• _Exercise_: Scanning the entries below, copy every line that contains the word "here".

• _Data to use_:
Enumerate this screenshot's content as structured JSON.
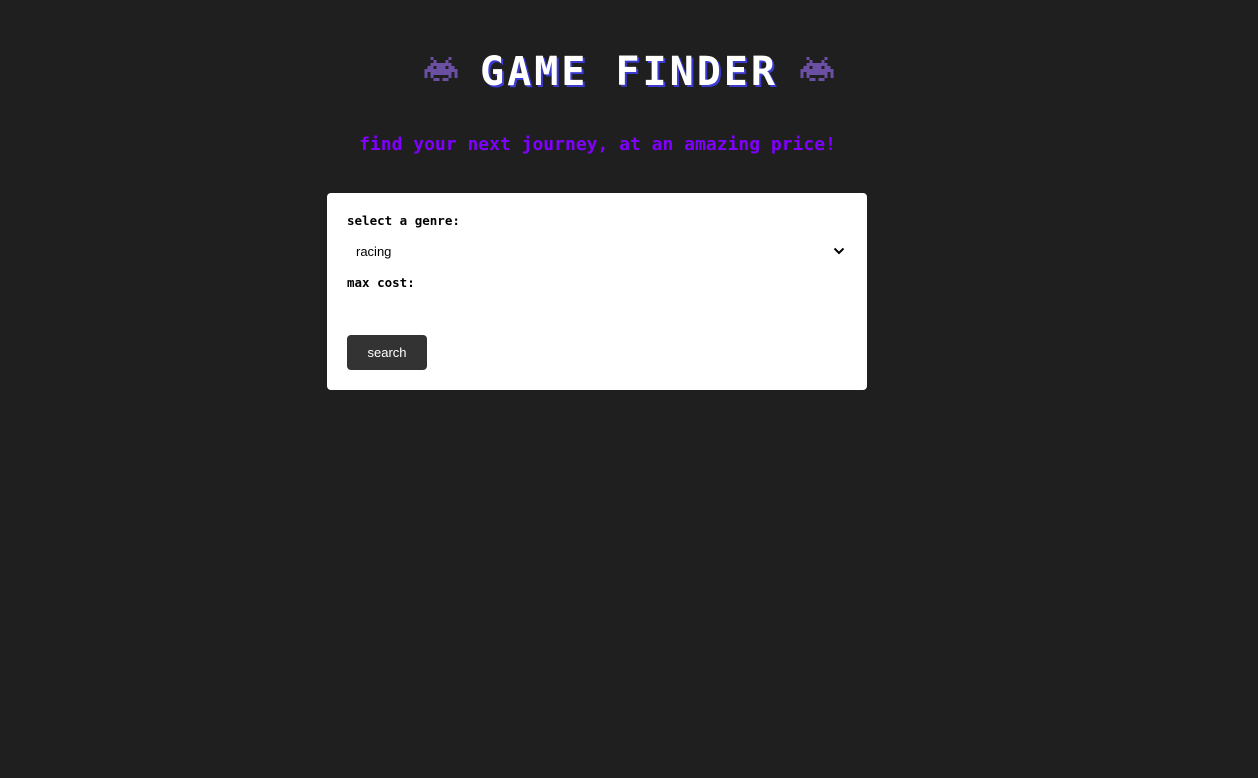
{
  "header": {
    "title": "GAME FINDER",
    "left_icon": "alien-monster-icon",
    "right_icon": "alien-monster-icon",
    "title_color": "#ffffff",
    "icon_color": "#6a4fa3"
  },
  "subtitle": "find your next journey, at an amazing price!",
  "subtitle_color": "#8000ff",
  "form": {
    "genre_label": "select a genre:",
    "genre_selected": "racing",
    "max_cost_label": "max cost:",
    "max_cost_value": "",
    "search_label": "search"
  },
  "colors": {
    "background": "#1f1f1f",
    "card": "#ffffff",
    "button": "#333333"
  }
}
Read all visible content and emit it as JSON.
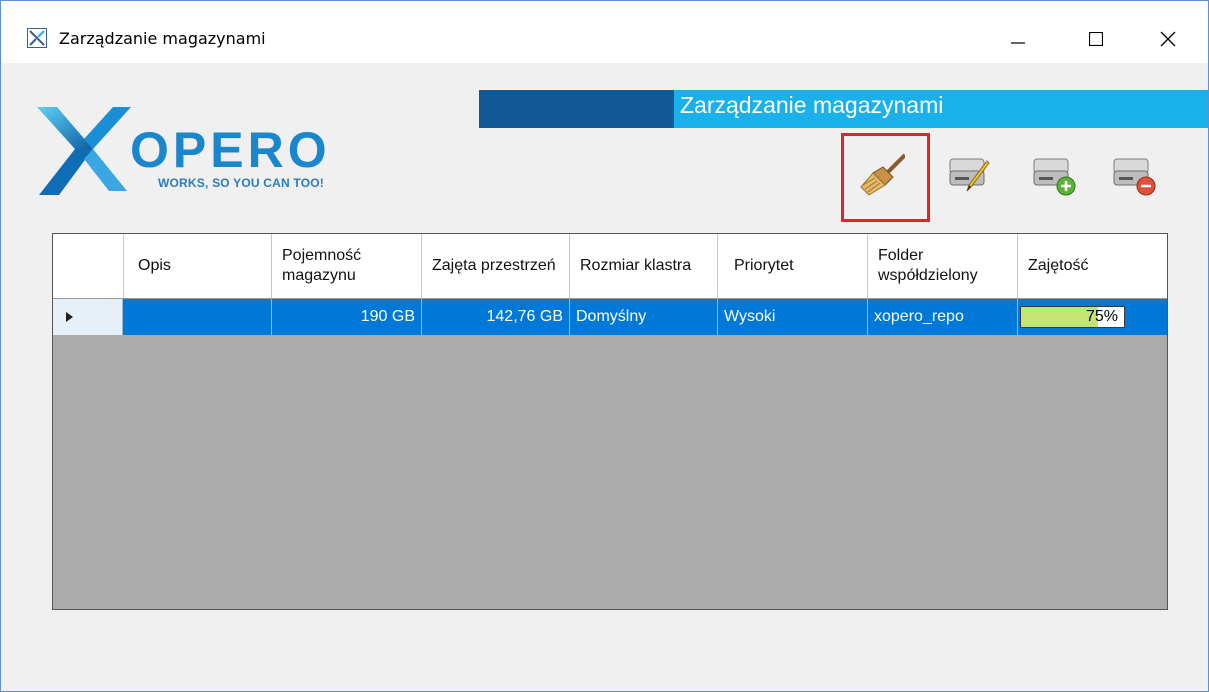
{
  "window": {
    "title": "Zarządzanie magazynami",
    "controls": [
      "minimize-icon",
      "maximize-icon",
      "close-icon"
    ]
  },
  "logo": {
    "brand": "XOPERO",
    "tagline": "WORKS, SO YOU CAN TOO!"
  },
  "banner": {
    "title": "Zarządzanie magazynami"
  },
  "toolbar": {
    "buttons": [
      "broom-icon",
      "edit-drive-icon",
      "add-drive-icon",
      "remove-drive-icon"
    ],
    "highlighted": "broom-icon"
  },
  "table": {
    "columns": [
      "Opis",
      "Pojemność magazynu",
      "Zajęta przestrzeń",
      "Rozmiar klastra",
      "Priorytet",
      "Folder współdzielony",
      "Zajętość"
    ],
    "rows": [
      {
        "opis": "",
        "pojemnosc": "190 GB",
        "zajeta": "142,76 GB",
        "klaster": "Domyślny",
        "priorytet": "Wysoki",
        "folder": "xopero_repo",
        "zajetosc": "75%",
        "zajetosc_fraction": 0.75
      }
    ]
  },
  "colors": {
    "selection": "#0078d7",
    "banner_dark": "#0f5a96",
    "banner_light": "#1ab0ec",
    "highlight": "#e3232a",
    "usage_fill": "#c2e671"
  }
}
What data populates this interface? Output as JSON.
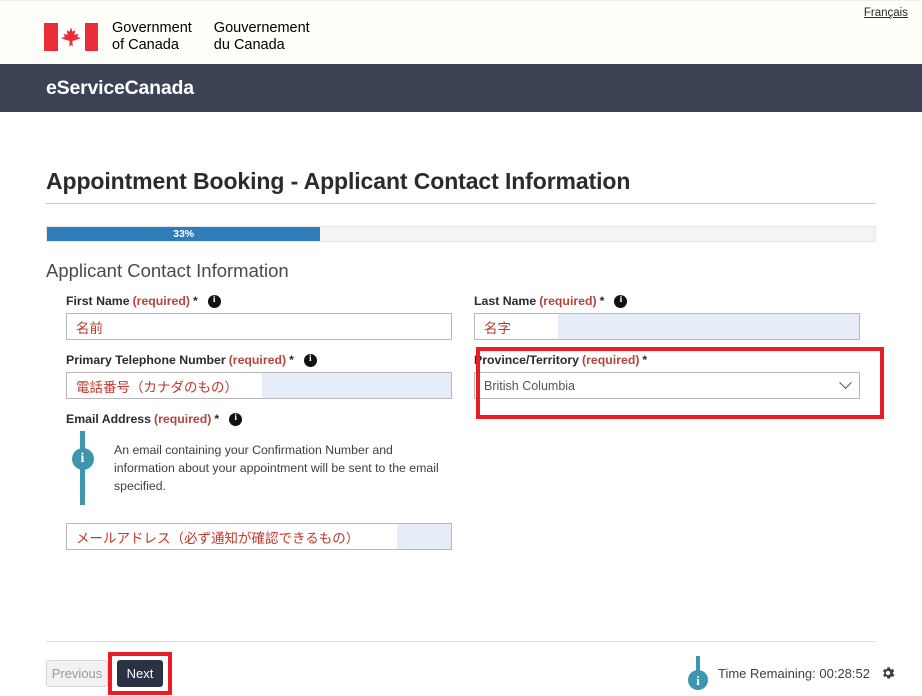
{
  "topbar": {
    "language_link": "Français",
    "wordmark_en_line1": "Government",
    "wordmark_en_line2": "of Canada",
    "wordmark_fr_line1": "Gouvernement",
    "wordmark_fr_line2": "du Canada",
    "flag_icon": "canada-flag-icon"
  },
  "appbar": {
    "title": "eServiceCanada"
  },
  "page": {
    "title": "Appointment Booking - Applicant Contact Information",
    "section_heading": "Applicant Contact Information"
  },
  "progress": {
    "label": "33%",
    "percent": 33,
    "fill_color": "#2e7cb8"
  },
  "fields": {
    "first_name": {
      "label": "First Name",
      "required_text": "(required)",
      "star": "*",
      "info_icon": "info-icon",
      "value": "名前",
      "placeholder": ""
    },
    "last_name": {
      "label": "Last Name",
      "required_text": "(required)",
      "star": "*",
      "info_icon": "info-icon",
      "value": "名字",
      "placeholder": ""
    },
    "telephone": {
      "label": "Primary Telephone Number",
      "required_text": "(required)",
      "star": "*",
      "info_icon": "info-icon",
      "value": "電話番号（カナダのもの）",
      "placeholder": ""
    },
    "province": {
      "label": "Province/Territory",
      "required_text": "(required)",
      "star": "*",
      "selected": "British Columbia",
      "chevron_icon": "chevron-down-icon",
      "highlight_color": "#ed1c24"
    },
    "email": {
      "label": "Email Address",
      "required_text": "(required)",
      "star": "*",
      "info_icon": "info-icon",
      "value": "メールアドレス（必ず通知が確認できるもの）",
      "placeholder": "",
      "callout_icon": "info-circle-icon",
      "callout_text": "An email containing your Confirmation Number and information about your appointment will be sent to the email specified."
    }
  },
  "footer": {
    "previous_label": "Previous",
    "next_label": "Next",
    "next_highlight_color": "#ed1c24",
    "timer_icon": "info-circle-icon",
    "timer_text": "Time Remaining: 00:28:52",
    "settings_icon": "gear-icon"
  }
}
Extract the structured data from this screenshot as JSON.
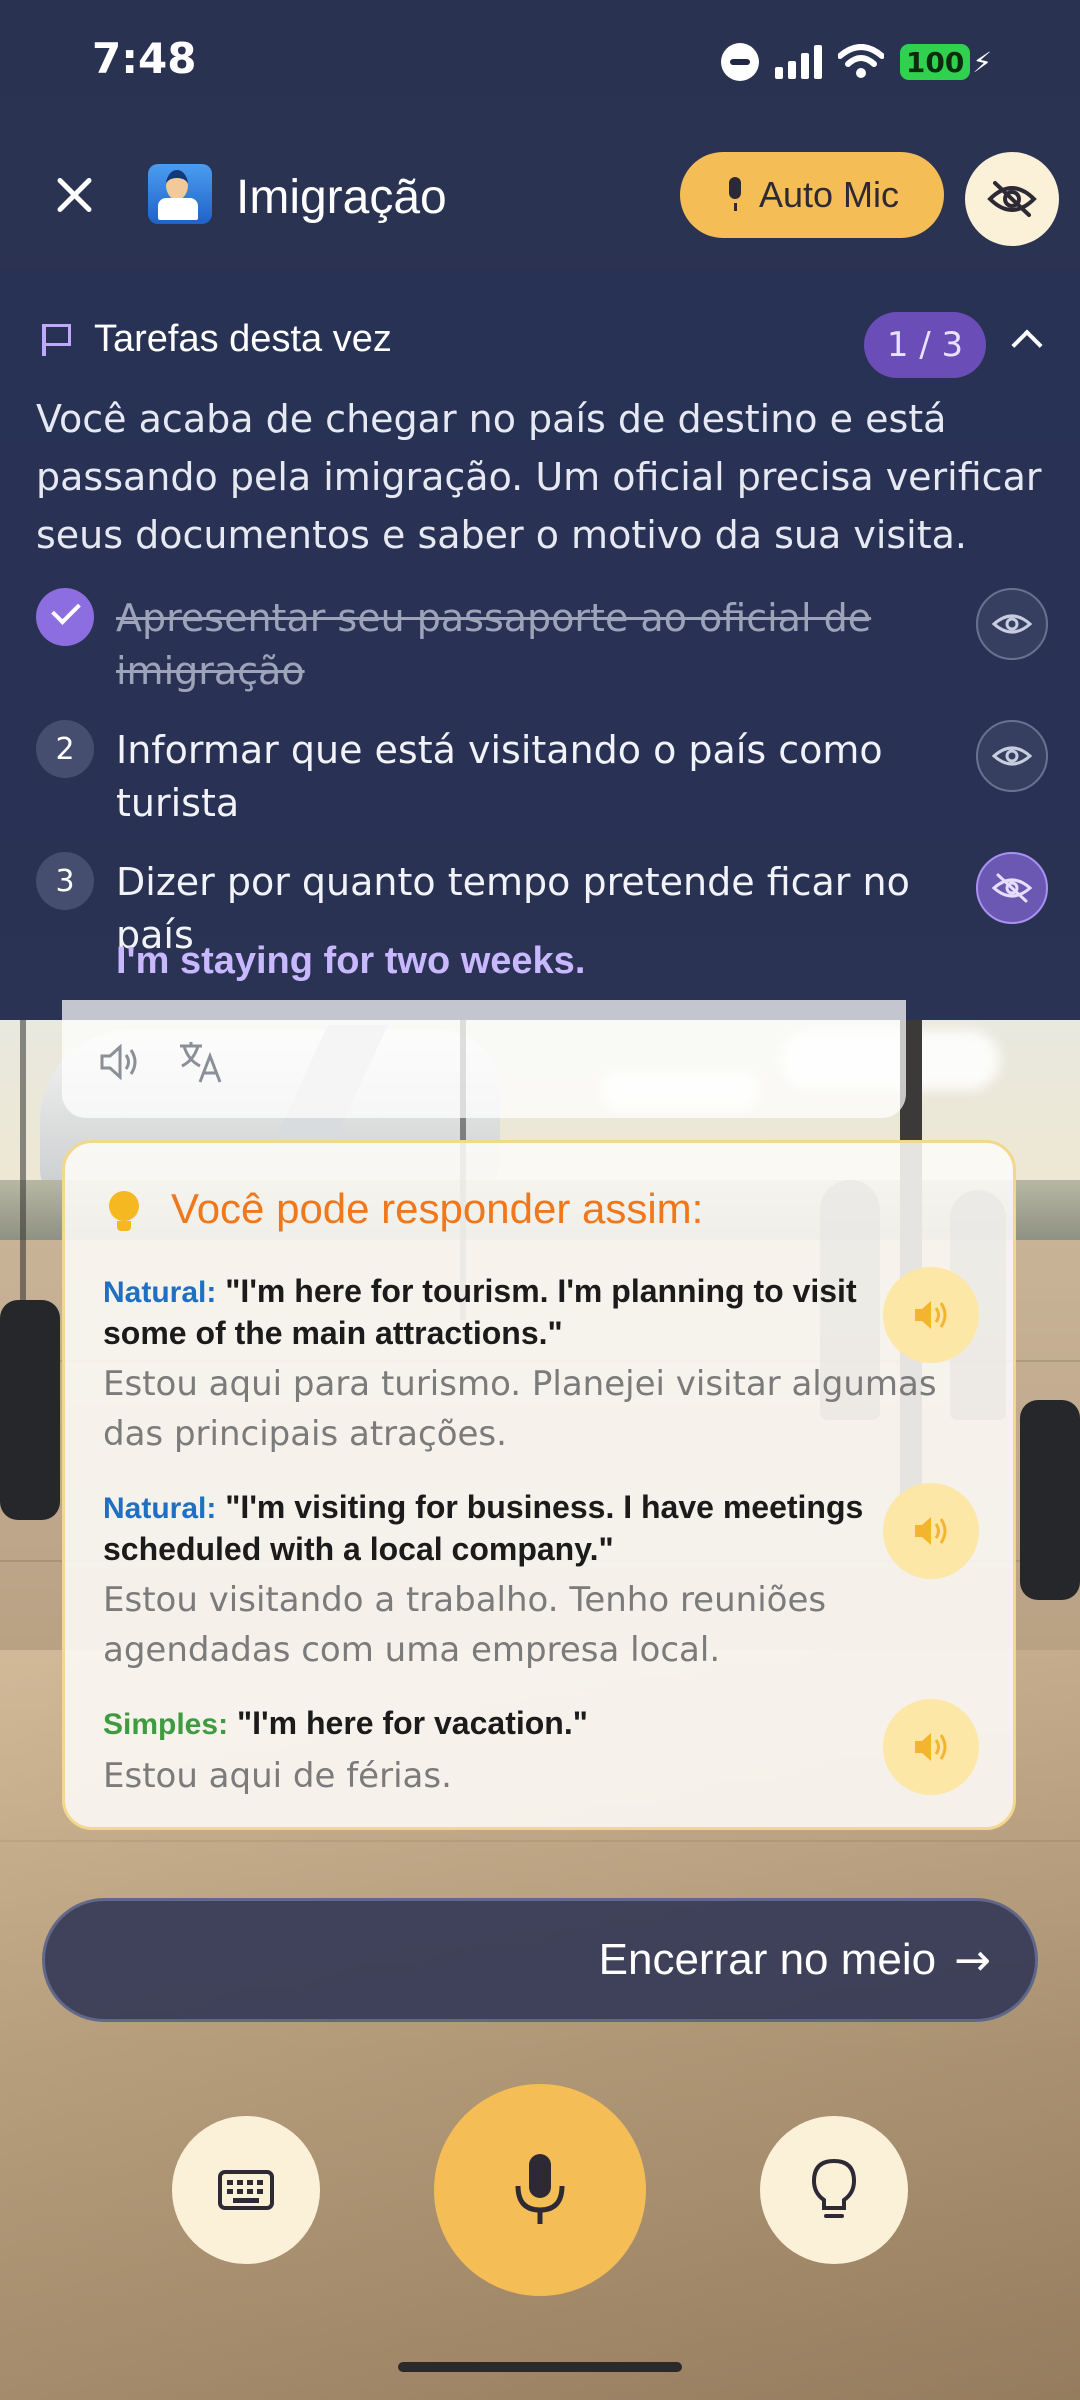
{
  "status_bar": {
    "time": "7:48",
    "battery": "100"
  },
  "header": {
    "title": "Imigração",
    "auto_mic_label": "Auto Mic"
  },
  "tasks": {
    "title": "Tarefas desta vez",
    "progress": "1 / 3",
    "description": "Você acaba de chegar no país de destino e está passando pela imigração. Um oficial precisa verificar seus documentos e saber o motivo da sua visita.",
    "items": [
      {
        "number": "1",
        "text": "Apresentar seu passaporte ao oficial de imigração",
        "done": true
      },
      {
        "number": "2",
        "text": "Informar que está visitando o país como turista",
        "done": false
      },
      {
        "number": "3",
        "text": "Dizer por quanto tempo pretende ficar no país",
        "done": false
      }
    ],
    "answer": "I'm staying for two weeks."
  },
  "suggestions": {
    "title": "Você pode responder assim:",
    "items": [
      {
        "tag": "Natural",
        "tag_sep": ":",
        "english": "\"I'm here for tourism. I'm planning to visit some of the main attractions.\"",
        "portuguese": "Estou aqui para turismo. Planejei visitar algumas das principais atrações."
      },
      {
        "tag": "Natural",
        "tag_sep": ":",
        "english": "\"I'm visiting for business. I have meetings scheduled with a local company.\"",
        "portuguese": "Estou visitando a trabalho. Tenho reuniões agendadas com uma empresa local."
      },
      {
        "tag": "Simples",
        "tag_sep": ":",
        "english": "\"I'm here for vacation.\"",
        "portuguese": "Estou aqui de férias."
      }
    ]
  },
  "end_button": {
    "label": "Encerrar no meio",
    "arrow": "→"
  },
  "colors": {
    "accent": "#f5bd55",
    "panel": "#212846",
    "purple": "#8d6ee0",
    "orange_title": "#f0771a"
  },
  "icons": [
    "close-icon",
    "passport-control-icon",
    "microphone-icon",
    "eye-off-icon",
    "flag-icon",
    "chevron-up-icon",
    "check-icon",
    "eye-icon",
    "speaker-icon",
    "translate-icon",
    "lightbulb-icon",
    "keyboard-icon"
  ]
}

• _Written reply_:
        "english": "\"I'm here for tourism. I'm planning to visit some of the main attractions.\"",
        "english": "\"I'm here for vacation.\"",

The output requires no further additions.